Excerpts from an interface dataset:
--------------------

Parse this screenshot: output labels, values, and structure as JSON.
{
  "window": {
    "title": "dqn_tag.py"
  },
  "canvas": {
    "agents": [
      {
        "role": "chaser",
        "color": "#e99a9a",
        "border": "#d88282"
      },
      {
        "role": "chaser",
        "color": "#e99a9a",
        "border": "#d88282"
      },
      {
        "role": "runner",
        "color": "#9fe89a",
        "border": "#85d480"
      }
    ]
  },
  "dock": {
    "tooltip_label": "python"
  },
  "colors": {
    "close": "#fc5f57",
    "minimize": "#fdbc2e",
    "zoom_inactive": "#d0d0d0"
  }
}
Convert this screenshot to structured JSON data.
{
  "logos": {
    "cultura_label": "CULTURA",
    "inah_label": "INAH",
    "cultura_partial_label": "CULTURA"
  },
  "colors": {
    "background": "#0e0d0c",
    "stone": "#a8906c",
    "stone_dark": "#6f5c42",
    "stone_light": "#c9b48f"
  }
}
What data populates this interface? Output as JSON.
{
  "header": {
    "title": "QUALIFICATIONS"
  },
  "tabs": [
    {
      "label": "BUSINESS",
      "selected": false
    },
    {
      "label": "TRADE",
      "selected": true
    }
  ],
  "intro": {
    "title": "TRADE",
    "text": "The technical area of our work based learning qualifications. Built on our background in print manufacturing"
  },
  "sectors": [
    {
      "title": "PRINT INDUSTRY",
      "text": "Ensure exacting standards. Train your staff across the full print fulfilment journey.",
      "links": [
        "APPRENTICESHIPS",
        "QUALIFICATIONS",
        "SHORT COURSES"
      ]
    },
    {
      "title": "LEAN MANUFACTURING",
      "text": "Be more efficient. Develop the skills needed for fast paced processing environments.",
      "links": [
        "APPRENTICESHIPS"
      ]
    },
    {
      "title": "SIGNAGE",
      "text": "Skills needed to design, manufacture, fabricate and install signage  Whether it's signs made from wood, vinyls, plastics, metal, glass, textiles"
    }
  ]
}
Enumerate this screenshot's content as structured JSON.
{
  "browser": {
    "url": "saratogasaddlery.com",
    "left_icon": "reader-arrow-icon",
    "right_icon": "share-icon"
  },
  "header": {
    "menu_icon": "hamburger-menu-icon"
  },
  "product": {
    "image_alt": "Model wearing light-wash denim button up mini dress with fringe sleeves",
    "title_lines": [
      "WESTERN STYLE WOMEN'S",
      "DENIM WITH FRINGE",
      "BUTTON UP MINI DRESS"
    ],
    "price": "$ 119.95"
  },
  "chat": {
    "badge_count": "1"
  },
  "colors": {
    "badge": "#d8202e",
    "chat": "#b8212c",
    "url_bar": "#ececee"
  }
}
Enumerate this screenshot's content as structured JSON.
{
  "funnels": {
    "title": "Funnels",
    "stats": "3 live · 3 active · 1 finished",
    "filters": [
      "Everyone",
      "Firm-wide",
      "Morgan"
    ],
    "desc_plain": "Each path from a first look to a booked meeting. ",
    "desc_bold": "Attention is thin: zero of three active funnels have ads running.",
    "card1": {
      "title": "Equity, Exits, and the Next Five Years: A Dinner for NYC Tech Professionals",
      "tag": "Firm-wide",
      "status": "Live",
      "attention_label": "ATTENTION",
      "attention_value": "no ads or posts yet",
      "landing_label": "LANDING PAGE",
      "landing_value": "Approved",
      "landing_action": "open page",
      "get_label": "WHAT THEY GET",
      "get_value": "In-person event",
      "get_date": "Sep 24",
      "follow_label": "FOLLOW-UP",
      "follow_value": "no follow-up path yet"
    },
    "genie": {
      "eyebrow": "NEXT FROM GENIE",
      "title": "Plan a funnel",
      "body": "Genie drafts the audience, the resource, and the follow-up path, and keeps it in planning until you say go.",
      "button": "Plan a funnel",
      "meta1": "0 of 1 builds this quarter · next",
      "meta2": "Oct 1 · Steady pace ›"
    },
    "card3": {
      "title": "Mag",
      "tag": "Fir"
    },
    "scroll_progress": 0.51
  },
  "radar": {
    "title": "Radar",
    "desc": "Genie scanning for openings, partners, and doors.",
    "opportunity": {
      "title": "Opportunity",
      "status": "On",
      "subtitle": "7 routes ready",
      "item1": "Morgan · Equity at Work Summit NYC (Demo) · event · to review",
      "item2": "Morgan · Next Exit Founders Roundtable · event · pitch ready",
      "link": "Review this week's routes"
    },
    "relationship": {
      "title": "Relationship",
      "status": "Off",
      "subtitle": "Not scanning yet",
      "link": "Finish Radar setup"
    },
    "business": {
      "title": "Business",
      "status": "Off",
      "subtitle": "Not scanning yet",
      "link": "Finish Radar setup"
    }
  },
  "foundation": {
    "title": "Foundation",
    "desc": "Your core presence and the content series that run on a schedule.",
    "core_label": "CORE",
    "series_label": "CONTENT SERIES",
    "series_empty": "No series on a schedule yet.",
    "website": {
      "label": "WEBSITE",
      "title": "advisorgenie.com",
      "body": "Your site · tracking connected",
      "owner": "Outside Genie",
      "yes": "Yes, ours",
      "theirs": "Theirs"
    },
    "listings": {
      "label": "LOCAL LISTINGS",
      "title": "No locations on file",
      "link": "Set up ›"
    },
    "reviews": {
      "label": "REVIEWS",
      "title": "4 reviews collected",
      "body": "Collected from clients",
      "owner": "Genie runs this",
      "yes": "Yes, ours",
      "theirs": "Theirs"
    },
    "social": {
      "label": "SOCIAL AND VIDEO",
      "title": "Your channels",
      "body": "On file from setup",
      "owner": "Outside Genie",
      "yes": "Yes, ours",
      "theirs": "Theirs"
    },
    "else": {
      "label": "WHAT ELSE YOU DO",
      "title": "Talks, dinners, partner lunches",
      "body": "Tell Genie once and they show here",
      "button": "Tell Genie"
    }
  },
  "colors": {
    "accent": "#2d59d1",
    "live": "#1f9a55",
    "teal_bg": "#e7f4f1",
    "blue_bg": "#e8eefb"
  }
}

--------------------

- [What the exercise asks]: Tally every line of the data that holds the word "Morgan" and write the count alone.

- [Your solution]: 3